Although this research overwhelmingly involves human subjects, some findings that demonstrate bias have been found in non-human animals as well. For example, loss aversion has been shown in monkeys and hyperbolic discounting has been observed in rats, pigeons, and monkeys.
The list of commercial failures in video games includes any video game software on any platform, and any video game console hardware, of all time. As a hit-driven business, the great majority of the video game industry's software releases have been commercial failures. In the early 21st century, industry commentators made these general estimates: 10% of published games generated 90% of revenue; that around 3% of PC games and 15% of console games have global sales of more than 100,000 units per year, with even this level insufficient to make high-budget games profitable; and that about 20% of games make any profit.

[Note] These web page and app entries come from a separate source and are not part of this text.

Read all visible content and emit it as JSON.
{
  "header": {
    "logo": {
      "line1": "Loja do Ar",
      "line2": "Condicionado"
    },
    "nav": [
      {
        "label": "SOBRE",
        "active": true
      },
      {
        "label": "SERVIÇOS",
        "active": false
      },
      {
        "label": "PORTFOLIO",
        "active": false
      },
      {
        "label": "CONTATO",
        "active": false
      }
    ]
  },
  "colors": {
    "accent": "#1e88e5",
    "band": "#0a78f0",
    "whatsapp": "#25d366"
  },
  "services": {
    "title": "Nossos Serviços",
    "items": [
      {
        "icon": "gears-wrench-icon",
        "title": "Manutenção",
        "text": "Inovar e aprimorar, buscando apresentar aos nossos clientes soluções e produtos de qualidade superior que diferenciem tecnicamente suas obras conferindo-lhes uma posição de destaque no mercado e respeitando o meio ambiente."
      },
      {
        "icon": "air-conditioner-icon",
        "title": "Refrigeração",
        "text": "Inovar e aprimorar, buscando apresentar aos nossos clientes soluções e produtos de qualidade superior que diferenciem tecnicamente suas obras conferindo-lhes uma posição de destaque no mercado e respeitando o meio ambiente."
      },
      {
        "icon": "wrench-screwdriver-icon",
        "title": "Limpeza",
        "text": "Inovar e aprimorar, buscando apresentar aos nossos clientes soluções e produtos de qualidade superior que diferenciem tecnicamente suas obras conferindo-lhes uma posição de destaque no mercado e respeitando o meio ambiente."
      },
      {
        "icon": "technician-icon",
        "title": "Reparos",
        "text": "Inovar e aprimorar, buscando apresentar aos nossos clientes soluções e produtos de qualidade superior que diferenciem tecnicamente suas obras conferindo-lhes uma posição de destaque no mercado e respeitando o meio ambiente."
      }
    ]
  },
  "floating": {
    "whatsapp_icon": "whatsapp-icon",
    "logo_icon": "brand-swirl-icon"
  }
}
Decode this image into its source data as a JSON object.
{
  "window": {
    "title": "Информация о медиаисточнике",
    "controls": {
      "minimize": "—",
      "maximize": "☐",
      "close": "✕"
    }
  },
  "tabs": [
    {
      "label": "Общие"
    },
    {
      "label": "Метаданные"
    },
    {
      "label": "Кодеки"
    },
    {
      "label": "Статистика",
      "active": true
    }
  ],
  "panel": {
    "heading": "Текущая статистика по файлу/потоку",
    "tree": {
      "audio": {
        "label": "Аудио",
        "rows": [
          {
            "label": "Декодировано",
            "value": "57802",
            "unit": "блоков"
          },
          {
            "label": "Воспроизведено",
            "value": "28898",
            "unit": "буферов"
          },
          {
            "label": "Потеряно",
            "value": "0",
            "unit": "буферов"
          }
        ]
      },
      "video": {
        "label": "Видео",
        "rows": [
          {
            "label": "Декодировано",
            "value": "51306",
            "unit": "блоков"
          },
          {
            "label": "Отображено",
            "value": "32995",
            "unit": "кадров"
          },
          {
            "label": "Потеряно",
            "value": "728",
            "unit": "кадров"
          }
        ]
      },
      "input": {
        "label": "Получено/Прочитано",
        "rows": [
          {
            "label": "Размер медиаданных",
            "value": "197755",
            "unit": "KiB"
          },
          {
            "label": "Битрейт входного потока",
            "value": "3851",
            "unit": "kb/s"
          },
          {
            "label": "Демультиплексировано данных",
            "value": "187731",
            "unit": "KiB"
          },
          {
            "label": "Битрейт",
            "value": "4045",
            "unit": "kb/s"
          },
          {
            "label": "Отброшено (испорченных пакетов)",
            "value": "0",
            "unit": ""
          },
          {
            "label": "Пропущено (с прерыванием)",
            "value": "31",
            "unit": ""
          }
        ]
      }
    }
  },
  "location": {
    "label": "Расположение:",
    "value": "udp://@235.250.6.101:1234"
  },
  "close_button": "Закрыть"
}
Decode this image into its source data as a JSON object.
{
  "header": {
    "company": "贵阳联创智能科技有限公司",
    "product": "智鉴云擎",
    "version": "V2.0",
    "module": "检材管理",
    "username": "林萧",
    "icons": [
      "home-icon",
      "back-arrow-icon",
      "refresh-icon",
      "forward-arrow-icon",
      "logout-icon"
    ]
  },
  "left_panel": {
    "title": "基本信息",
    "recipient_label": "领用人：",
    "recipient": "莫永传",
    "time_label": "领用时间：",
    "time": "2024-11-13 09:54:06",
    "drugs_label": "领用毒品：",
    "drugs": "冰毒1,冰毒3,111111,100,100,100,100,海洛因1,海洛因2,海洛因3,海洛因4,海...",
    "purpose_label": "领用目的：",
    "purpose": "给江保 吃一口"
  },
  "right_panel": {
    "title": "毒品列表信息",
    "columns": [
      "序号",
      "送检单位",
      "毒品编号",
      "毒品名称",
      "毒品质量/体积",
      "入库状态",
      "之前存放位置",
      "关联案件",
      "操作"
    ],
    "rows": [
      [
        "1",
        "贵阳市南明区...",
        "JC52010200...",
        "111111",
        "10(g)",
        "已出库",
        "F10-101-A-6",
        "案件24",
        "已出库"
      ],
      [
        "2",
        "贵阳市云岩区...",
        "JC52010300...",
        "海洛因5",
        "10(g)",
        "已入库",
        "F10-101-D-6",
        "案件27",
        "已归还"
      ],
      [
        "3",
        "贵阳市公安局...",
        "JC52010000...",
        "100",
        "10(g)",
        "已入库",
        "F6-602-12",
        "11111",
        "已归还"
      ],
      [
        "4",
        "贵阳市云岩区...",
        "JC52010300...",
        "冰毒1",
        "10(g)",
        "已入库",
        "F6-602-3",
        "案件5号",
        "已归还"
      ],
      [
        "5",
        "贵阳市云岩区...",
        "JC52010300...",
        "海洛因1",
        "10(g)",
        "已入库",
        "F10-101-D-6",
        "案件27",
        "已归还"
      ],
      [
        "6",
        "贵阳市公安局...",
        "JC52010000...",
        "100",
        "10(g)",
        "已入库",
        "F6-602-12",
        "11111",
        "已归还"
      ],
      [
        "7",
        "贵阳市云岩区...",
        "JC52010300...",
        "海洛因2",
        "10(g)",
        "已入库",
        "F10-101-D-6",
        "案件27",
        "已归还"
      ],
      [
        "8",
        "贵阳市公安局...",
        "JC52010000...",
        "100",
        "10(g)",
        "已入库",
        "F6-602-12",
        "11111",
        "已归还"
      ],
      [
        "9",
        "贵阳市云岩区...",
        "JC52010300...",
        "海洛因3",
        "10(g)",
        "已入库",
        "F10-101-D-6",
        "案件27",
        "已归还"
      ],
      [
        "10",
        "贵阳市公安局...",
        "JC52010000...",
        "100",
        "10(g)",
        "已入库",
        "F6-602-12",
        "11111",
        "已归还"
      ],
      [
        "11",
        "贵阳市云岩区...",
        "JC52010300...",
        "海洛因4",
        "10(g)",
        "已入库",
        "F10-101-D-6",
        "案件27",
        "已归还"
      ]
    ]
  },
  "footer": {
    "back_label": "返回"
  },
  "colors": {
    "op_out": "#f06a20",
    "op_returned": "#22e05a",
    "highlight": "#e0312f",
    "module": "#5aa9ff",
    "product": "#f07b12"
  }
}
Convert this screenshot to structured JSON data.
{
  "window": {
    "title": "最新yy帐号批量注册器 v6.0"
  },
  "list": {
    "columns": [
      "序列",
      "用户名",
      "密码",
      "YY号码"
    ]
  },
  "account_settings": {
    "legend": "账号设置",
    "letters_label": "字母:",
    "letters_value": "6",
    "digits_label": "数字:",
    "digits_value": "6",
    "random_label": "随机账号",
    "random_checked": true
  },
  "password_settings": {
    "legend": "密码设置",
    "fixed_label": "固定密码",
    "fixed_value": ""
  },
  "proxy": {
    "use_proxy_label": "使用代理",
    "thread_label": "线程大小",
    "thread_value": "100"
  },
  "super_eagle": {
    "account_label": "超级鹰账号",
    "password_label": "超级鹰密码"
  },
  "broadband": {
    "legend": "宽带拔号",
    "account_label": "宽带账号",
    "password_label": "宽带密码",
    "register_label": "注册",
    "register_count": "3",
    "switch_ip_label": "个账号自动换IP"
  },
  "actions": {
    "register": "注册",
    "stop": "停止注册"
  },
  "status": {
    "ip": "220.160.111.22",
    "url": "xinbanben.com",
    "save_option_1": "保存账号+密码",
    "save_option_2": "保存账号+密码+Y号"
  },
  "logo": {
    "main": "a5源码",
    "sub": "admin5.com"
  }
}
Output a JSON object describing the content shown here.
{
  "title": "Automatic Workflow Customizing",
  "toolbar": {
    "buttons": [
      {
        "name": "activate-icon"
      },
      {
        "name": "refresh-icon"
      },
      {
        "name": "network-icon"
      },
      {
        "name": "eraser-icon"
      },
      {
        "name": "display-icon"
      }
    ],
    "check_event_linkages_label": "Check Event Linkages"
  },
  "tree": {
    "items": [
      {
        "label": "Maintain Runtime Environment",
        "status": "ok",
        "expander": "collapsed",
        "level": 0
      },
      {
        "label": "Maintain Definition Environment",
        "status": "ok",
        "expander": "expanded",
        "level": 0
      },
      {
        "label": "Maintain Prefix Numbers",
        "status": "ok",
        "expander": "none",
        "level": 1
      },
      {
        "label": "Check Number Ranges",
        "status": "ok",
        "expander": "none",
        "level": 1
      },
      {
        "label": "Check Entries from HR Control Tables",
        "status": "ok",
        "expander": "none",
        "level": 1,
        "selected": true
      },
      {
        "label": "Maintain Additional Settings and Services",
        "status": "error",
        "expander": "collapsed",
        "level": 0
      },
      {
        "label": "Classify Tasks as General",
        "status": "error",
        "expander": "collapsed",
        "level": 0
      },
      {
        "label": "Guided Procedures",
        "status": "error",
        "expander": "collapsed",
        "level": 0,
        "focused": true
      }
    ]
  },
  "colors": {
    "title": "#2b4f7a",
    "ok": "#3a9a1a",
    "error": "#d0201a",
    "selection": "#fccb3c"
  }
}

Some of these failure events have drastically changed the video game market since its origin in the late 1970s. For example, the failures of E.T. and Pac-Man for the Atari 2600 contributed to the video game crash of 1983. Some games, though commercial failures, are well received by certain groups of gamers and are considered cult games.
- "List of commercial failures in video games" | 2020-03-09 | 21 Upvotes 20 Comments
This is a list of common misconceptions. Each entry is formatted as a correction; the misconceptions themselves are implied rather than stated. These entries are meant to be concise, but more detail can be found in the main subject articles.
The following is a list of English-speaking population by country, including information on both native speakers and second-language speakers.
Some of the entries in this list are dependent territories (e.g.: U.S. Virgin Islands), autonomous regions (e.g.: Hong Kong) or associated states (e.g.: Cook Islands) of other countries, rather than being fully sovereign countries in their own right.
- "Today a greater percentage of Dutch people speak English than Canadians" | 2016-10-28 | 13 Upvotes 5 Comments
This is a list of countries by hospital beds per 1000 or 100,000 people, as published by the local governments, international organisation (OECD, E.U.), academic sources or others. The number of beds per people is an important indicator of the health care system of a country. The basic measure focus on all hospital beds, which are variously split and occupied. The classic hospital beds are also called curative beds. For severe patients with risk of organ(s) failure, patients are provided intensive care unit beds (aka ICU bed) or critical care beds (CCB).
Among OECD countries, curative beds' occupancy rate average was 75%, from 94.9% (Ireland) to 61.6% (Greece), with half of the OECD's nation between 70% and 80%.
In 2009, European nations, most of them also part of OECD, had an aggregated total of 2,070,000 acute beds and 73,585 (2.8%) critical care beds (CCB) or 11.5CCB/100,000 inhabitants. Germany had 29.2, Portugal 4.2.Aging population leads to increased demand for CCB and difficulties to satisfy it, while both quantity of CCB and availability are poorly documented.
- "List of OECD countries by hospital beds" | 2020-03-10 | 33 Upvotes 11 Comments
This list ranks the countries of the world by the number of mobile phone numbers in use. Note that it is not the number of phone devices that are being given here, but the number of phone numbers in a country. In some countries, one person might have two mobile phones. Also, some mobile phone numbers may be used by machines as a modem (examples: intrusion detection systems, home automation, leak detection).
- "List of countries by mobile phones in use" | 2019-09-05 | 54 Upvotes 27 Comments